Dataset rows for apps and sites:

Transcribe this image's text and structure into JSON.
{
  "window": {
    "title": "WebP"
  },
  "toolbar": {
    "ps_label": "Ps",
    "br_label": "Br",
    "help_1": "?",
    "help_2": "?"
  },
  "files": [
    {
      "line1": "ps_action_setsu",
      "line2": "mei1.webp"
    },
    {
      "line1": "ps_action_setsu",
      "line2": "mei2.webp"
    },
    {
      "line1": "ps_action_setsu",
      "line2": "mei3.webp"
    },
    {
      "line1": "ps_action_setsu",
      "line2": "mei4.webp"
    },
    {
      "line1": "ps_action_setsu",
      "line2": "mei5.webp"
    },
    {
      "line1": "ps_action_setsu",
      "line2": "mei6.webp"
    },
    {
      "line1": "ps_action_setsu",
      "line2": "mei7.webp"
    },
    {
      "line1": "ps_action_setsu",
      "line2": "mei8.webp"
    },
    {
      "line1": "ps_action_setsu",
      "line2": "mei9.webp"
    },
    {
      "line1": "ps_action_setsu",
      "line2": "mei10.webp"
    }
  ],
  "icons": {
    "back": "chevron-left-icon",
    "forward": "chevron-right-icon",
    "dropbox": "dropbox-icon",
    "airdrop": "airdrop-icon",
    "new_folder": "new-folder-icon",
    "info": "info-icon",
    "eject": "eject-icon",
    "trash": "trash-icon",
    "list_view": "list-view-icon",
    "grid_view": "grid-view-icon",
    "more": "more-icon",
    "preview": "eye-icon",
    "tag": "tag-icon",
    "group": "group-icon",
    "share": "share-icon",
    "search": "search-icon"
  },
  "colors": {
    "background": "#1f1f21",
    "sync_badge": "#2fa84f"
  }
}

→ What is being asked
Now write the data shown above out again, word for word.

→ Task answer
Transcribe this image's text and structure into JSON.
{
  "window": {
    "title": "WebP"
  },
  "toolbar": {
    "ps_label": "Ps",
    "br_label": "Br",
    "help_1": "?",
    "help_2": "?"
  },
  "files": [
    {
      "line1": "ps_action_setsu",
      "line2": "mei1.webp"
    },
    {
      "line1": "ps_action_setsu",
      "line2": "mei2.webp"
    },
    {
      "line1": "ps_action_setsu",
      "line2": "mei3.webp"
    },
    {
      "line1": "ps_action_setsu",
      "line2": "mei4.webp"
    },
    {
      "line1": "ps_action_setsu",
      "line2": "mei5.webp"
    },
    {
      "line1": "ps_action_setsu",
      "line2": "mei6.webp"
    },
    {
      "line1": "ps_action_setsu",
      "line2": "mei7.webp"
    },
    {
      "line1": "ps_action_setsu",
      "line2": "mei8.webp"
    },
    {
      "line1": "ps_action_setsu",
      "line2": "mei9.webp"
    },
    {
      "line1": "ps_action_setsu",
      "line2": "mei10.webp"
    }
  ],
  "icons": {
    "back": "chevron-left-icon",
    "forward": "chevron-right-icon",
    "dropbox": "dropbox-icon",
    "airdrop": "airdrop-icon",
    "new_folder": "new-folder-icon",
    "info": "info-icon",
    "eject": "eject-icon",
    "trash": "trash-icon",
    "list_view": "list-view-icon",
    "grid_view": "grid-view-icon",
    "more": "more-icon",
    "preview": "eye-icon",
    "tag": "tag-icon",
    "group": "group-icon",
    "share": "share-icon",
    "search": "search-icon"
  },
  "colors": {
    "background": "#1f1f21",
    "sync_badge": "#2fa84f"
  }
}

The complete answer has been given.